What you have to do: For every line below, restate it exactly and drop the images.

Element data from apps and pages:
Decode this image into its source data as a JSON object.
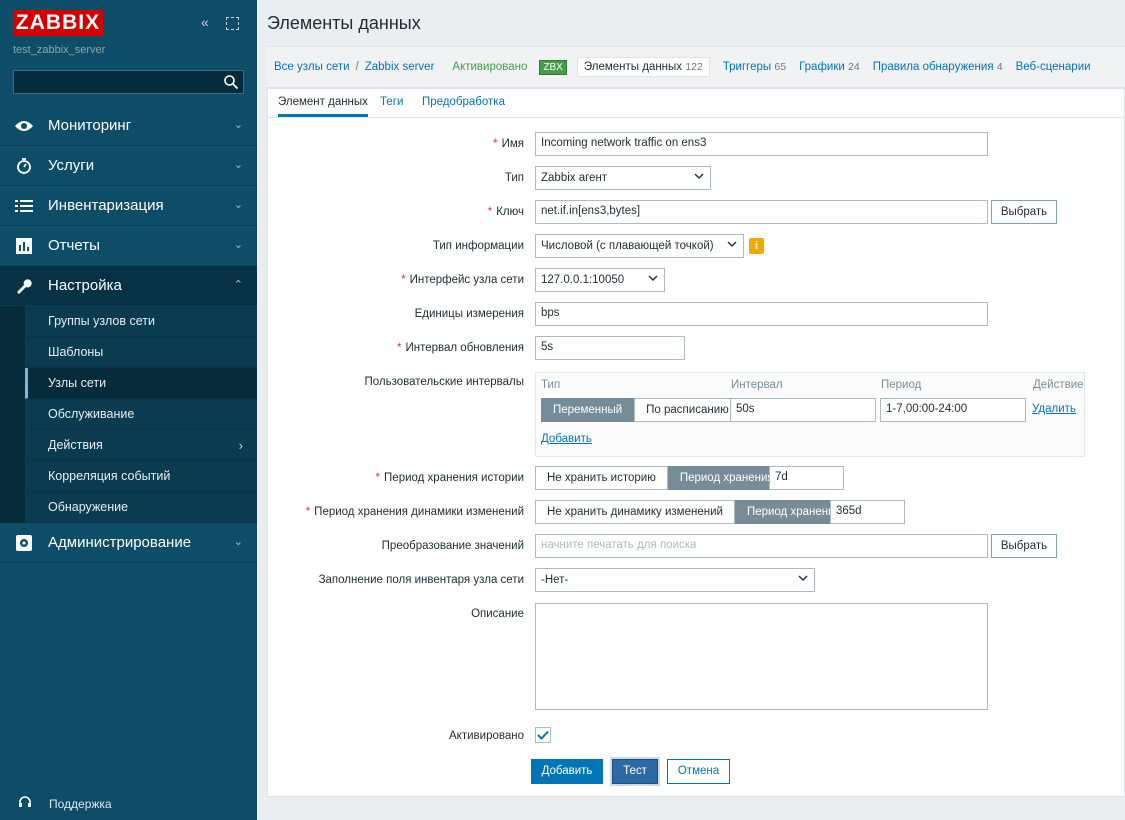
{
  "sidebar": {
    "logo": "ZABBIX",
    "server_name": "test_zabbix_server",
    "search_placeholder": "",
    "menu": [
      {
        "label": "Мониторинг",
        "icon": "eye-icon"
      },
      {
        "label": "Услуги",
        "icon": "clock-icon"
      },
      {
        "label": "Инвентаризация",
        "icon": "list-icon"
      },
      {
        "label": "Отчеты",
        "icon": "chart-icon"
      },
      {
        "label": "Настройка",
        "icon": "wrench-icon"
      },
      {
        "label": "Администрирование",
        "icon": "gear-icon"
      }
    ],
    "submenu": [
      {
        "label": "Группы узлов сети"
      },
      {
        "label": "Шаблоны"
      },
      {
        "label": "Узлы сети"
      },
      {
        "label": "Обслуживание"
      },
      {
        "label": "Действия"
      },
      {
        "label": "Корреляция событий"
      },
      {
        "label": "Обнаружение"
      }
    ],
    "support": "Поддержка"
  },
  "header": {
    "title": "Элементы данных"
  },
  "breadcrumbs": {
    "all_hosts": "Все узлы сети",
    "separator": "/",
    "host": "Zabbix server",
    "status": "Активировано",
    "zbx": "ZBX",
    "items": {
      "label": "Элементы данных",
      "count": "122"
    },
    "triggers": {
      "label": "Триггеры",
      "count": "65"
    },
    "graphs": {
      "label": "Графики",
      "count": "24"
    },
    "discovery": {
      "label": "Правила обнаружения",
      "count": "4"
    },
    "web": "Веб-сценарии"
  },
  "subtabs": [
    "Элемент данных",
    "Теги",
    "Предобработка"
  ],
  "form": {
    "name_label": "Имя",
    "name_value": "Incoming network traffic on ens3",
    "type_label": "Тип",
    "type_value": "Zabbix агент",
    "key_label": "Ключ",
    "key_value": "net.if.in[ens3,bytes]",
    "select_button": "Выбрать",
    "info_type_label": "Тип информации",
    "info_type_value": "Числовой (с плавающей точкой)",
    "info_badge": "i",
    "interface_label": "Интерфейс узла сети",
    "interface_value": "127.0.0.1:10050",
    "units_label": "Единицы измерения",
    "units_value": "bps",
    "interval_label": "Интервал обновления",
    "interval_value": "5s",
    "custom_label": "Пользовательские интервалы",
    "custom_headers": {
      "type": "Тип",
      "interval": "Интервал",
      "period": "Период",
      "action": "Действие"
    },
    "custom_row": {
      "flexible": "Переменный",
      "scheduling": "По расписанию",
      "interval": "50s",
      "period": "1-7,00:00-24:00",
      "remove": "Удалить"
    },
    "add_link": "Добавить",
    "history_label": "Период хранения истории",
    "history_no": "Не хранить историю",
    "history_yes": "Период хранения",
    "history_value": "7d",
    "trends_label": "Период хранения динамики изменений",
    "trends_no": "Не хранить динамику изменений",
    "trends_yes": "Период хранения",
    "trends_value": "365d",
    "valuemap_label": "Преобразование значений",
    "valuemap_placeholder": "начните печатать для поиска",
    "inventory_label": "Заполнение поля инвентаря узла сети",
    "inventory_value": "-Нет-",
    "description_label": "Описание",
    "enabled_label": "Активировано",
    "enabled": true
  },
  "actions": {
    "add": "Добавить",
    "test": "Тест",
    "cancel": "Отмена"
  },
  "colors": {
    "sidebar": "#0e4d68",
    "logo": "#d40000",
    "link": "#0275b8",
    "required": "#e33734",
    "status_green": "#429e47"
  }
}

Finished task:
Decode this image into its source data as a JSON object.
{
  "sidebar": {
    "logo": "ZABBIX",
    "server_name": "test_zabbix_server",
    "search_placeholder": "",
    "menu": [
      {
        "label": "Мониторинг",
        "icon": "eye-icon"
      },
      {
        "label": "Услуги",
        "icon": "clock-icon"
      },
      {
        "label": "Инвентаризация",
        "icon": "list-icon"
      },
      {
        "label": "Отчеты",
        "icon": "chart-icon"
      },
      {
        "label": "Настройка",
        "icon": "wrench-icon"
      },
      {
        "label": "Администрирование",
        "icon": "gear-icon"
      }
    ],
    "submenu": [
      {
        "label": "Группы узлов сети"
      },
      {
        "label": "Шаблоны"
      },
      {
        "label": "Узлы сети"
      },
      {
        "label": "Обслуживание"
      },
      {
        "label": "Действия"
      },
      {
        "label": "Корреляция событий"
      },
      {
        "label": "Обнаружение"
      }
    ],
    "support": "Поддержка"
  },
  "header": {
    "title": "Элементы данных"
  },
  "breadcrumbs": {
    "all_hosts": "Все узлы сети",
    "separator": "/",
    "host": "Zabbix server",
    "status": "Активировано",
    "zbx": "ZBX",
    "items": {
      "label": "Элементы данных",
      "count": "122"
    },
    "triggers": {
      "label": "Триггеры",
      "count": "65"
    },
    "graphs": {
      "label": "Графики",
      "count": "24"
    },
    "discovery": {
      "label": "Правила обнаружения",
      "count": "4"
    },
    "web": "Веб-сценарии"
  },
  "subtabs": [
    "Элемент данных",
    "Теги",
    "Предобработка"
  ],
  "form": {
    "name_label": "Имя",
    "name_value": "Incoming network traffic on ens3",
    "type_label": "Тип",
    "type_value": "Zabbix агент",
    "key_label": "Ключ",
    "key_value": "net.if.in[ens3,bytes]",
    "select_button": "Выбрать",
    "info_type_label": "Тип информации",
    "info_type_value": "Числовой (с плавающей точкой)",
    "info_badge": "i",
    "interface_label": "Интерфейс узла сети",
    "interface_value": "127.0.0.1:10050",
    "units_label": "Единицы измерения",
    "units_value": "bps",
    "interval_label": "Интервал обновления",
    "interval_value": "5s",
    "custom_label": "Пользовательские интервалы",
    "custom_headers": {
      "type": "Тип",
      "interval": "Интервал",
      "period": "Период",
      "action": "Действие"
    },
    "custom_row": {
      "flexible": "Переменный",
      "scheduling": "По расписанию",
      "interval": "50s",
      "period": "1-7,00:00-24:00",
      "remove": "Удалить"
    },
    "add_link": "Добавить",
    "history_label": "Период хранения истории",
    "history_no": "Не хранить историю",
    "history_yes": "Период хранения",
    "history_value": "7d",
    "trends_label": "Период хранения динамики изменений",
    "trends_no": "Не хранить динамику изменений",
    "trends_yes": "Период хранения",
    "trends_value": "365d",
    "valuemap_label": "Преобразование значений",
    "valuemap_placeholder": "начните печатать для поиска",
    "inventory_label": "Заполнение поля инвентаря узла сети",
    "inventory_value": "-Нет-",
    "description_label": "Описание",
    "enabled_label": "Активировано",
    "enabled": true
  },
  "actions": {
    "add": "Добавить",
    "test": "Тест",
    "cancel": "Отмена"
  },
  "colors": {
    "sidebar": "#0e4d68",
    "logo": "#d40000",
    "link": "#0275b8",
    "required": "#e33734",
    "status_green": "#429e47"
  }
}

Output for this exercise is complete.